Segment Start: AVAILABLE RECORDS
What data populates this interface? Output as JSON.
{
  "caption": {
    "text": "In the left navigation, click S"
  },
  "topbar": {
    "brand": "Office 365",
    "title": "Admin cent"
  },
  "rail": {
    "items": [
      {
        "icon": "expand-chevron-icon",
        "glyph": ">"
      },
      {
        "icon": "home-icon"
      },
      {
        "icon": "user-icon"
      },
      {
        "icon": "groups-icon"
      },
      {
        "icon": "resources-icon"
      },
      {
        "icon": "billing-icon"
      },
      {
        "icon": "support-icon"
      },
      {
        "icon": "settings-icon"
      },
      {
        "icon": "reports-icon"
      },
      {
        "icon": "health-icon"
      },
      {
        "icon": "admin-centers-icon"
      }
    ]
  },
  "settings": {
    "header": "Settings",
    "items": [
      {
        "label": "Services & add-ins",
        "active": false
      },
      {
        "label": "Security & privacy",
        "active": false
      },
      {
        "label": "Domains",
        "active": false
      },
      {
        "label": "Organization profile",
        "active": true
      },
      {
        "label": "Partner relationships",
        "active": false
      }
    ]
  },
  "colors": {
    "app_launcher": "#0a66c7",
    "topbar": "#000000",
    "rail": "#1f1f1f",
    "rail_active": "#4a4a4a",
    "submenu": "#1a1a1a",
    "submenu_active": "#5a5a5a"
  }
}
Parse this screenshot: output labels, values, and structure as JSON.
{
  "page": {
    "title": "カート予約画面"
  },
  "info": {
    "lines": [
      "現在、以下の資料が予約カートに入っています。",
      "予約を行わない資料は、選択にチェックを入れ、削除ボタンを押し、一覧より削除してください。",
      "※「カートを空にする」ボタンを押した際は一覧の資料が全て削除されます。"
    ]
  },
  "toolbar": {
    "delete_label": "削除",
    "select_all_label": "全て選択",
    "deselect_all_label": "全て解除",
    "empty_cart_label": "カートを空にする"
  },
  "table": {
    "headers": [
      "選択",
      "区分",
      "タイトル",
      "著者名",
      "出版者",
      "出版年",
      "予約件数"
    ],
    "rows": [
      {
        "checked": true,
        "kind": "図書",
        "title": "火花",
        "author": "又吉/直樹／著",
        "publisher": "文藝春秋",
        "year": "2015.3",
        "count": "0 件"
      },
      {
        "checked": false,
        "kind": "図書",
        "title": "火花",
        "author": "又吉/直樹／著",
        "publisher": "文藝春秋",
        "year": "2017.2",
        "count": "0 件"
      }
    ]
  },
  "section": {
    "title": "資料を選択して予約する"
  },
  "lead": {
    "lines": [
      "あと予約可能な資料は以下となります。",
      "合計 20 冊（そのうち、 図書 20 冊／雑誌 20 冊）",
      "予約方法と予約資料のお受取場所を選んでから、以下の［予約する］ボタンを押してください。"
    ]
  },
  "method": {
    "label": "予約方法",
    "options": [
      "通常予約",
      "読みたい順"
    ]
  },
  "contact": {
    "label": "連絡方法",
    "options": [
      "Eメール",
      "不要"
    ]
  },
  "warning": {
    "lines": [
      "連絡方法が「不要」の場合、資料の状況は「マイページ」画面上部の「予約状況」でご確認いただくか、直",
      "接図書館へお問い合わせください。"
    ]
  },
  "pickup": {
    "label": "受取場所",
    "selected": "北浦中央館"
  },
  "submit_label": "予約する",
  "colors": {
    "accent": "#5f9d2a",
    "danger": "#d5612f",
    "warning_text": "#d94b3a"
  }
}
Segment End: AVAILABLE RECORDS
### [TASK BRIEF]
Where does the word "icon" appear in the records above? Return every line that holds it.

### [ANSWER TO THIS TASK]
        "icon": "expand-chevron-icon",
        "icon": "home-icon"
        "icon": "user-icon"
        "icon": "groups-icon"
        "icon": "resources-icon"
        "icon": "billing-icon"
        "icon": "support-icon"
        "icon": "settings-icon"
        "icon": "reports-icon"
        "icon": "health-icon"
        "icon": "admin-centers-icon"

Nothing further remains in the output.